What is being asked: Return verbatim the line containing "What's the underlying" together with all lines that follow it, through the end of the records.
═════ Listed records
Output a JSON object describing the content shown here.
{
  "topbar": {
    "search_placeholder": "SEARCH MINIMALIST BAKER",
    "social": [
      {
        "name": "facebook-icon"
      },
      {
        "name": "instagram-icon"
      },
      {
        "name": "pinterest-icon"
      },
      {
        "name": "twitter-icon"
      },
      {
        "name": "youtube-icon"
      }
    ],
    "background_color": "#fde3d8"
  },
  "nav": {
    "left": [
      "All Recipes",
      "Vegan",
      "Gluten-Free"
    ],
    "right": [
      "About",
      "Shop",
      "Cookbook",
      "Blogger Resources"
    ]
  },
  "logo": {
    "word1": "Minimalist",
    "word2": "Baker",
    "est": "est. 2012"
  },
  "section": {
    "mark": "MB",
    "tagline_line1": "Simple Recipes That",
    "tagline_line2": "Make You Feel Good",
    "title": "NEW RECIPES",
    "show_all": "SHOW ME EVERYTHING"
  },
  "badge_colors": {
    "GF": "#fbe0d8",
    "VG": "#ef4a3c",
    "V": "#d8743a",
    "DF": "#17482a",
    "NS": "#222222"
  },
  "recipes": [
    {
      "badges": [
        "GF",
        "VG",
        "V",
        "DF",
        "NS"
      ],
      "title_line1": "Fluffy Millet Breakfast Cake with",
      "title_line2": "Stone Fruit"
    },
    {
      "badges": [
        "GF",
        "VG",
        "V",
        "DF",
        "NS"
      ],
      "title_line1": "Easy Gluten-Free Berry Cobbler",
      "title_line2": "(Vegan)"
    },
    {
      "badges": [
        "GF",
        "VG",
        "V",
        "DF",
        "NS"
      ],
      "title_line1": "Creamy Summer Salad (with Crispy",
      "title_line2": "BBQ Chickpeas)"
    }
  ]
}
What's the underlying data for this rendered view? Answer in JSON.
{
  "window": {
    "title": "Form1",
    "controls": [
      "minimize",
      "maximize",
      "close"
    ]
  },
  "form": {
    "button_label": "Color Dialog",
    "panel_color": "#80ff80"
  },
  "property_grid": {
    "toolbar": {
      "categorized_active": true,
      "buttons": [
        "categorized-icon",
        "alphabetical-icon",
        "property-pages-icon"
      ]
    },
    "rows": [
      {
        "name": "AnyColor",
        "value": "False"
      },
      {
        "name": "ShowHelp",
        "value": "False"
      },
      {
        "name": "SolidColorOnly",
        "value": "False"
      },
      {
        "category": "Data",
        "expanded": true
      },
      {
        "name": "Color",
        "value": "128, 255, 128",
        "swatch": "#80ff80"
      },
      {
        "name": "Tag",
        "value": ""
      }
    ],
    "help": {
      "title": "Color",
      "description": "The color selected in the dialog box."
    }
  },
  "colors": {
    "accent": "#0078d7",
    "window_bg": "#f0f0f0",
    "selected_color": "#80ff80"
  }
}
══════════
Written answer:
What's the underlying data for this rendered view? Answer in JSON.
{
  "window": {
    "title": "Form1",
    "controls": [
      "minimize",
      "maximize",
      "close"
    ]
  },
  "form": {
    "button_label": "Color Dialog",
    "panel_color": "#80ff80"
  },
  "property_grid": {
    "toolbar": {
      "categorized_active": true,
      "buttons": [
        "categorized-icon",
        "alphabetical-icon",
        "property-pages-icon"
      ]
    },
    "rows": [
      {
        "name": "AnyColor",
        "value": "False"
      },
      {
        "name": "ShowHelp",
        "value": "False"
      },
      {
        "name": "SolidColorOnly",
        "value": "False"
      },
      {
        "category": "Data",
        "expanded": true
      },
      {
        "name": "Color",
        "value": "128, 255, 128",
        "swatch": "#80ff80"
      },
      {
        "name": "Tag",
        "value": ""
      }
    ],
    "help": {
      "title": "Color",
      "description": "The color selected in the dialog box."
    }
  },
  "colors": {
    "accent": "#0078d7",
    "window_bg": "#f0f0f0",
    "selected_color": "#80ff80"
  }
}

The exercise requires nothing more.